* **What you need to do**
Copy each line below that contains "vendor".

+--

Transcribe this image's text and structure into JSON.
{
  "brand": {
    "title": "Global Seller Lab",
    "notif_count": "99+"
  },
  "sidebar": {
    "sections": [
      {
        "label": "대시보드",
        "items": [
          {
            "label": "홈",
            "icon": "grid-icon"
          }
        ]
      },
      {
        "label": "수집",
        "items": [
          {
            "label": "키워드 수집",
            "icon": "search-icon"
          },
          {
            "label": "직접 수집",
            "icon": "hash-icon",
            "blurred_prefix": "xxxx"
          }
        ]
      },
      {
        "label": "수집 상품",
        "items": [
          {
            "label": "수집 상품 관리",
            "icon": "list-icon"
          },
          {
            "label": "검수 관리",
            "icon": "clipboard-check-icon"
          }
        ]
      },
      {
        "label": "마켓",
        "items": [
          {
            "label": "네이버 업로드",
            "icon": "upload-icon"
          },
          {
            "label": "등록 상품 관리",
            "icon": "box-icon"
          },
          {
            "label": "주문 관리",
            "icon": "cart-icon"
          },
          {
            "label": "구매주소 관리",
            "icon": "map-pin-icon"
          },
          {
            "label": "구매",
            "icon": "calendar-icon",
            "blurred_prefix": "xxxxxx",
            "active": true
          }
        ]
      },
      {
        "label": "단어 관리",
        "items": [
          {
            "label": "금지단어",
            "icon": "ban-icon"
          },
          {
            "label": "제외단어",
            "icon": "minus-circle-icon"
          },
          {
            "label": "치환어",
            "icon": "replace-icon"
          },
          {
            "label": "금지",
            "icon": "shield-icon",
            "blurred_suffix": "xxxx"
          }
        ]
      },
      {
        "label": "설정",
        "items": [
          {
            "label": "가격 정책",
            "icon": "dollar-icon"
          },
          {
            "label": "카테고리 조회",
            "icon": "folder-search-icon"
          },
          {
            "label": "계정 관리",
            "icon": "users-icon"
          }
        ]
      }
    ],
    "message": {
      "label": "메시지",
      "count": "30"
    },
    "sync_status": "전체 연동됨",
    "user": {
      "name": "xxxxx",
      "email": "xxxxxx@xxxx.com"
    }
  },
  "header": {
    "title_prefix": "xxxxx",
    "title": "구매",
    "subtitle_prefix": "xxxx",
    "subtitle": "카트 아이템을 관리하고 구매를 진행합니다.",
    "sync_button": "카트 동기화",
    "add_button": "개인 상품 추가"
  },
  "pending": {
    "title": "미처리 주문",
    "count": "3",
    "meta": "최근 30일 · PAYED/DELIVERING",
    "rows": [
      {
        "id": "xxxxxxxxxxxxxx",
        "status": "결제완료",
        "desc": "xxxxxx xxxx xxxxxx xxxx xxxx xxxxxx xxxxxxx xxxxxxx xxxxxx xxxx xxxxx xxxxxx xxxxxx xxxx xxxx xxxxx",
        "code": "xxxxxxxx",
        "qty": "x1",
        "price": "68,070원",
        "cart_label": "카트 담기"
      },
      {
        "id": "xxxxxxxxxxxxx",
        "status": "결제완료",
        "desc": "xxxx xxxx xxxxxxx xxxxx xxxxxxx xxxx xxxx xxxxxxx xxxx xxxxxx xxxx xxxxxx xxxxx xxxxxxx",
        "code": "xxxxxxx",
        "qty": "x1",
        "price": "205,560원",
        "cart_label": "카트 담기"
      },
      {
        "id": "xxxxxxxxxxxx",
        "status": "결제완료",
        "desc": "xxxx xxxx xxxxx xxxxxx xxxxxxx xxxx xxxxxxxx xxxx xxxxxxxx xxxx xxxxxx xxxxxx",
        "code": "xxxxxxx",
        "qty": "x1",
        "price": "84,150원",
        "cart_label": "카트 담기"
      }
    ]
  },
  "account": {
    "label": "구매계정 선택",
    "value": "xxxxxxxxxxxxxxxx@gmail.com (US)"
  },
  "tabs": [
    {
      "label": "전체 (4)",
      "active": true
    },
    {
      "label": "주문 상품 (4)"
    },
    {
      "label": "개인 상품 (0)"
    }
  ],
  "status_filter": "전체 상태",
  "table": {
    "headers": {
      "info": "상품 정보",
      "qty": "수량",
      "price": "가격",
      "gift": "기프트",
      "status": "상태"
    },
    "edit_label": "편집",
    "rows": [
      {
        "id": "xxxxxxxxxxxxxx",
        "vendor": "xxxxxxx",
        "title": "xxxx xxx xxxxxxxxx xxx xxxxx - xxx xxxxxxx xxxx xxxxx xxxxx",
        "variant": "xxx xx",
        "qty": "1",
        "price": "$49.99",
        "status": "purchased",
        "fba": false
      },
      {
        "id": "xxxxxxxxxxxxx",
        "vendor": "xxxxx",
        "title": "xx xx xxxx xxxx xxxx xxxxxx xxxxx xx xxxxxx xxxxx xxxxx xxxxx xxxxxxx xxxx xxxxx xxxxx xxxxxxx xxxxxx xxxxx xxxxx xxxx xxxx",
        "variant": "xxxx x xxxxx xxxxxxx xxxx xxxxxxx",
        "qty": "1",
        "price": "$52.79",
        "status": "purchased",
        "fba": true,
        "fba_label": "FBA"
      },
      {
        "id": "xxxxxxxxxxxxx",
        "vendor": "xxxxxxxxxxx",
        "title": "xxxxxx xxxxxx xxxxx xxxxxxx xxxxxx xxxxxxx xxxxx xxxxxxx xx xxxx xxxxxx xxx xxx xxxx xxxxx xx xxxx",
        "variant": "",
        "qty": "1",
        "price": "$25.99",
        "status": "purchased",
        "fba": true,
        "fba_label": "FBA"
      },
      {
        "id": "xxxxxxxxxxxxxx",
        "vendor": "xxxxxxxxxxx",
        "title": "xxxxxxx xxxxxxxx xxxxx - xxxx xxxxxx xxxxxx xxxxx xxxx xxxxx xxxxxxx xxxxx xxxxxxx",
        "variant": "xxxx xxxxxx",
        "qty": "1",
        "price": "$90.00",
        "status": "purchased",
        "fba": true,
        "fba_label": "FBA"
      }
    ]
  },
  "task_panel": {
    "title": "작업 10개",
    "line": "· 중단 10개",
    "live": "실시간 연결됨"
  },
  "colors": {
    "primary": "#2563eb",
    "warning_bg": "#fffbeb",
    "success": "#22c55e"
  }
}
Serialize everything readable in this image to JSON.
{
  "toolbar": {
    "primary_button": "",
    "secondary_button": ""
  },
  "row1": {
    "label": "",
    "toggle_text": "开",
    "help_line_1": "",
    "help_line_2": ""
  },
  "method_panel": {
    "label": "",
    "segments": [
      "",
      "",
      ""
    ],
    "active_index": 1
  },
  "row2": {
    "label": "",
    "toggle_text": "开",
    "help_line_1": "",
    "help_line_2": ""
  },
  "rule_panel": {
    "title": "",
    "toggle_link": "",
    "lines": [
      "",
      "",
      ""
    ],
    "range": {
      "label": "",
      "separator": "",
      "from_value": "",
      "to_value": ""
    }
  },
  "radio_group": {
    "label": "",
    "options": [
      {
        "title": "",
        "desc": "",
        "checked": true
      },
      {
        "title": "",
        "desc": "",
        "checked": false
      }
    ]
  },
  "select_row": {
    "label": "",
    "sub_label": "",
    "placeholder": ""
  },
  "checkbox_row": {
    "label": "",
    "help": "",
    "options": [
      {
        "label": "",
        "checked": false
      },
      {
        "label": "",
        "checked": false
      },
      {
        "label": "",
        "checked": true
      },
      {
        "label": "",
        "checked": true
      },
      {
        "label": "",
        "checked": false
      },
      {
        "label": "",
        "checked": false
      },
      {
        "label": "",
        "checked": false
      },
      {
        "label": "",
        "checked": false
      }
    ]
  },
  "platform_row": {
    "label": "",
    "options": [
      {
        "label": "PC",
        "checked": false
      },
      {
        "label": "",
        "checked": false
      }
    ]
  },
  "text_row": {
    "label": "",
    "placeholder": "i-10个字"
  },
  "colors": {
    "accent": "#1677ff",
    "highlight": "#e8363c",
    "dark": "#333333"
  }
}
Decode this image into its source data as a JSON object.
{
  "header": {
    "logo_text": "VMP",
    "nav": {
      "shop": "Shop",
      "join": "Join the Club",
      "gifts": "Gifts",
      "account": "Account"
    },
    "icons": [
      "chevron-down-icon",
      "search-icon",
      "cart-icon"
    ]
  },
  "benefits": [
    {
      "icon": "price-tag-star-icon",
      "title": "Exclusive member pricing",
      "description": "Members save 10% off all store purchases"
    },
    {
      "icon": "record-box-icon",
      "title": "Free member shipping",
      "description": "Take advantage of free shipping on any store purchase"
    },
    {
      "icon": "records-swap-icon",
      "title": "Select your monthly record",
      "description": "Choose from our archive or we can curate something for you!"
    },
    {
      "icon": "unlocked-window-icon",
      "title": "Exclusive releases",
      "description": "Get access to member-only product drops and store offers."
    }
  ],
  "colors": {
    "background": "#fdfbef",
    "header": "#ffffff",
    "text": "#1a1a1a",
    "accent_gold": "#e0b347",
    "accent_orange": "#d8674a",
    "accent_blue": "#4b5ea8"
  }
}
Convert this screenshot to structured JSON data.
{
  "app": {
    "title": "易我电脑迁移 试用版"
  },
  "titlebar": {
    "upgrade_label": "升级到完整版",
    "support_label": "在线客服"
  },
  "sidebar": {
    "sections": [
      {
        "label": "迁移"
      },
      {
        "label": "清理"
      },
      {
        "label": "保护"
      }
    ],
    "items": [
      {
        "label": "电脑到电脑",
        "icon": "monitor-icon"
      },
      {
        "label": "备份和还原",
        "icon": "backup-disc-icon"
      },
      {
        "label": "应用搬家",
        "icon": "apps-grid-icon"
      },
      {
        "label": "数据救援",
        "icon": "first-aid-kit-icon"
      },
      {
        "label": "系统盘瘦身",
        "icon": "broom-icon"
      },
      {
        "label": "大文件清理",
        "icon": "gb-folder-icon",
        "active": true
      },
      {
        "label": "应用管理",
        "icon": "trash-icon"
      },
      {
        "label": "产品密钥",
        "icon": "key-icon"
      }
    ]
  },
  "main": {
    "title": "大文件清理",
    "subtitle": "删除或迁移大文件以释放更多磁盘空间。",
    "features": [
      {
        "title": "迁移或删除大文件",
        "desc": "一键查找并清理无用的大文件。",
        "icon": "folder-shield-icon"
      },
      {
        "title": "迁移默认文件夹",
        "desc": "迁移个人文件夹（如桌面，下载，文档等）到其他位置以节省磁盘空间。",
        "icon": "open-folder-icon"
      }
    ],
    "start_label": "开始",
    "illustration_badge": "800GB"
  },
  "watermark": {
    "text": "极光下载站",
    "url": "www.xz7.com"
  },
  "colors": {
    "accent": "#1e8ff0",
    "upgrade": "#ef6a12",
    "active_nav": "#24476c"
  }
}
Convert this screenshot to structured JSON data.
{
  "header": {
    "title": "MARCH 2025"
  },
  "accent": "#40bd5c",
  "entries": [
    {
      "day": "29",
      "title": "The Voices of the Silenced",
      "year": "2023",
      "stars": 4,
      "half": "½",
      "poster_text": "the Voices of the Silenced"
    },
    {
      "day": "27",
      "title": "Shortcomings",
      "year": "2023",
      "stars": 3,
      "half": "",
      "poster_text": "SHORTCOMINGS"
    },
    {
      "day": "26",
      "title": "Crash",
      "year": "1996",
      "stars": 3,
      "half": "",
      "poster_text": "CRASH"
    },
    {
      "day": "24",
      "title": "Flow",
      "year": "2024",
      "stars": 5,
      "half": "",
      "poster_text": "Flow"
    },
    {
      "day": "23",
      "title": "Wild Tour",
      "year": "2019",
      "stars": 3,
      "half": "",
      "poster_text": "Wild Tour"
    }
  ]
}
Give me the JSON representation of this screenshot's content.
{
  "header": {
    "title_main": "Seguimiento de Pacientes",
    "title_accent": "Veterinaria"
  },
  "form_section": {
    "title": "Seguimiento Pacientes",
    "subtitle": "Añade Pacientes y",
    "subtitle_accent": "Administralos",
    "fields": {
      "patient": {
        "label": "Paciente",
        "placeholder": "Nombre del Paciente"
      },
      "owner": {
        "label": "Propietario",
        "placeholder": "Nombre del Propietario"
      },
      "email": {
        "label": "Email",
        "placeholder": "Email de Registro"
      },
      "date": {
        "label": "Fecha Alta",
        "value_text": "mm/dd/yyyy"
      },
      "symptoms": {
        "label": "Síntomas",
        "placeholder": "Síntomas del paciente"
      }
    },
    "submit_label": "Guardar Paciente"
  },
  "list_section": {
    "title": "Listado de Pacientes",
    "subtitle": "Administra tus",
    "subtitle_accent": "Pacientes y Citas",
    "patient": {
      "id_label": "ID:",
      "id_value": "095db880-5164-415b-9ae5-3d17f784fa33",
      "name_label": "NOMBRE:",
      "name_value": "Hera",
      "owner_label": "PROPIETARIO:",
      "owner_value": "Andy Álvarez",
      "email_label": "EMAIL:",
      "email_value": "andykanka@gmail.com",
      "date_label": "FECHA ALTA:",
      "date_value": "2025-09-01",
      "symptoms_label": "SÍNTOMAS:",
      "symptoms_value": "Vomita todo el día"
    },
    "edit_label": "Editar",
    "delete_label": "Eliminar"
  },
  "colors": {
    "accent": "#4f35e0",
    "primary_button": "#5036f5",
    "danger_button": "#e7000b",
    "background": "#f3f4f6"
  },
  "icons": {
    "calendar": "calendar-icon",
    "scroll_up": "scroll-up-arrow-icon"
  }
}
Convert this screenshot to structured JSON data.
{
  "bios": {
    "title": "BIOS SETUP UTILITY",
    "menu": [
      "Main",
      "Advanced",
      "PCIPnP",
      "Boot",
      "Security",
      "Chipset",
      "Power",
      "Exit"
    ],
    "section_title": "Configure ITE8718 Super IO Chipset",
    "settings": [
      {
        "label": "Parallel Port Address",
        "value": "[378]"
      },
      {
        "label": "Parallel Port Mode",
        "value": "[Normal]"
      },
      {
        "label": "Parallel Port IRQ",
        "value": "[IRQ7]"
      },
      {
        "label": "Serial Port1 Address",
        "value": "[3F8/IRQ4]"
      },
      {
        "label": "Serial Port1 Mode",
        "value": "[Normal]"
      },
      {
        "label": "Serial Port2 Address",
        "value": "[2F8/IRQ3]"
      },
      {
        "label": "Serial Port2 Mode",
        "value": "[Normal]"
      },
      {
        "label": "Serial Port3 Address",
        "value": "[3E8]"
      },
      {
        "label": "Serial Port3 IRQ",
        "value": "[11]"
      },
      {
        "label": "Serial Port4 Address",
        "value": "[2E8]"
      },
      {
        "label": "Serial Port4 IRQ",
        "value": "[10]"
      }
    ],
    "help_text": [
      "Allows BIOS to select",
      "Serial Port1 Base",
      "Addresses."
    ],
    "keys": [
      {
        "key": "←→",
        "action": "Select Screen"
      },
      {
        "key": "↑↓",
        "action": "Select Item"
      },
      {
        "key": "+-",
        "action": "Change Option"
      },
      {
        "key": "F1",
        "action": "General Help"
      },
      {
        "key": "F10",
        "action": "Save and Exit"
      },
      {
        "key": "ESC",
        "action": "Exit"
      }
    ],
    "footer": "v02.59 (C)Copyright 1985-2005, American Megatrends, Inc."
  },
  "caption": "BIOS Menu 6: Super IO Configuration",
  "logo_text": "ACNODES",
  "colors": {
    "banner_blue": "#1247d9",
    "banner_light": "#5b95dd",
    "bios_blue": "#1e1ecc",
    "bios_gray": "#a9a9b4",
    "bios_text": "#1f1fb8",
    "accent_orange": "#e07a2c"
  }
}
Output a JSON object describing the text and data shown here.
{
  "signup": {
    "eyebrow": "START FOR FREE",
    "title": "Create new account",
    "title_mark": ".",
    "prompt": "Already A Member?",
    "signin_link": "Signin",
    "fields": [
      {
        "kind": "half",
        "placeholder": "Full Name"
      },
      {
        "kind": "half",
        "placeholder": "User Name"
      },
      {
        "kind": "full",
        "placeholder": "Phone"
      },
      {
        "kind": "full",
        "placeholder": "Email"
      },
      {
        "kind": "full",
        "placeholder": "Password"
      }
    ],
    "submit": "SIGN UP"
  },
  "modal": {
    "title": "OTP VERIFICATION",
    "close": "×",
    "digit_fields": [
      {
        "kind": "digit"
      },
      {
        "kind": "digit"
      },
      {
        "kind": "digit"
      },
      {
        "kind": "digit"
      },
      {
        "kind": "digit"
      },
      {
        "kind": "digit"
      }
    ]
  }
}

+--

* **Response box**
        "vendor": "xxxxxxx",
        "vendor": "xxxxx",
        "vendor": "xxxxxxxxxxx",
        "vendor": "xxxxxxxxxxx",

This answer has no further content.